Task item:
Lines holding the word "data" in the material below: count them and write the number alone.

Records provided:
+++
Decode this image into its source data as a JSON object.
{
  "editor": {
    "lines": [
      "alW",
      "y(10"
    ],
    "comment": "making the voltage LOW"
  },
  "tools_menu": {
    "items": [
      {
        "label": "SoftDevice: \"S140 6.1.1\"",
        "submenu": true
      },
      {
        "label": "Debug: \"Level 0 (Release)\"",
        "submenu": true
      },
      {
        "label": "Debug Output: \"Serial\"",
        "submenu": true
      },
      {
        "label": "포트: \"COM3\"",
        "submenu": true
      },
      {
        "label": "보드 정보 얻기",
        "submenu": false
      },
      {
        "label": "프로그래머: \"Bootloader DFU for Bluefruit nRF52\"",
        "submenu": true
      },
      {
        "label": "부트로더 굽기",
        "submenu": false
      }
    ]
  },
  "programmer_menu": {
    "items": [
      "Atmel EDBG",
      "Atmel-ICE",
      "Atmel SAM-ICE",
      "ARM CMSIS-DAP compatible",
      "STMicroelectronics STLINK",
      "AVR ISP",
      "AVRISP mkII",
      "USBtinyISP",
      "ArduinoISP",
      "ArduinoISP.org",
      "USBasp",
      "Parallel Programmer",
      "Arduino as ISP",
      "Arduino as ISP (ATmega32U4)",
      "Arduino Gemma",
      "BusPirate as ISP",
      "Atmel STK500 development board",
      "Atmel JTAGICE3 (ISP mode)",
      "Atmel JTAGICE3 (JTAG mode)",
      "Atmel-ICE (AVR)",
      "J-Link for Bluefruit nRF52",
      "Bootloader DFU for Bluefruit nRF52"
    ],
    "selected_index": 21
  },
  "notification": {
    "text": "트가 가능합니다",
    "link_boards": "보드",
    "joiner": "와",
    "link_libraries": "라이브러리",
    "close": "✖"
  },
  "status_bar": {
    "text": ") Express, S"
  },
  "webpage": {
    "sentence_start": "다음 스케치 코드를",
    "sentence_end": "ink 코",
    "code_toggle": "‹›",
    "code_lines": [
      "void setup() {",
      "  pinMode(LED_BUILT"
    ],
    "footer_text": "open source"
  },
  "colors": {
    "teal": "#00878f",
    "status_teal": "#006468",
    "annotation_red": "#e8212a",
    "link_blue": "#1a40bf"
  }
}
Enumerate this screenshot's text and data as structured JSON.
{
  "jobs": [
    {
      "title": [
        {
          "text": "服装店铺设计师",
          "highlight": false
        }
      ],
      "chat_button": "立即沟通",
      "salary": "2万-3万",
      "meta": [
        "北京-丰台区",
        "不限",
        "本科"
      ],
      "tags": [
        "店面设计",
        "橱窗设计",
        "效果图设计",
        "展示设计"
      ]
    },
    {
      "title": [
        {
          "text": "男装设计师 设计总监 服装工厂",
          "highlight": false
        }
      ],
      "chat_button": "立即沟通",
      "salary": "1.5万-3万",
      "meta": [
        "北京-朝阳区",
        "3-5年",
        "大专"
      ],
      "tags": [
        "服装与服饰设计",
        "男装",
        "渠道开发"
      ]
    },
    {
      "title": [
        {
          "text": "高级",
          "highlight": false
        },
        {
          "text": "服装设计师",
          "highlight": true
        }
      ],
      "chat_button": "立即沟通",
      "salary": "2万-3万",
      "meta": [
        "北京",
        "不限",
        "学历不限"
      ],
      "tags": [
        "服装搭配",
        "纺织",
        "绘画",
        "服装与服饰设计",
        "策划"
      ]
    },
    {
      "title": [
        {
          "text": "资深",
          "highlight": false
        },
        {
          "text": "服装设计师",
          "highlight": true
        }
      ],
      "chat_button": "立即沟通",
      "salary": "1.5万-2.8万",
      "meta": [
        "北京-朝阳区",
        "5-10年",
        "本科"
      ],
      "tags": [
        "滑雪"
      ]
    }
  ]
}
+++
Completed exercise:
2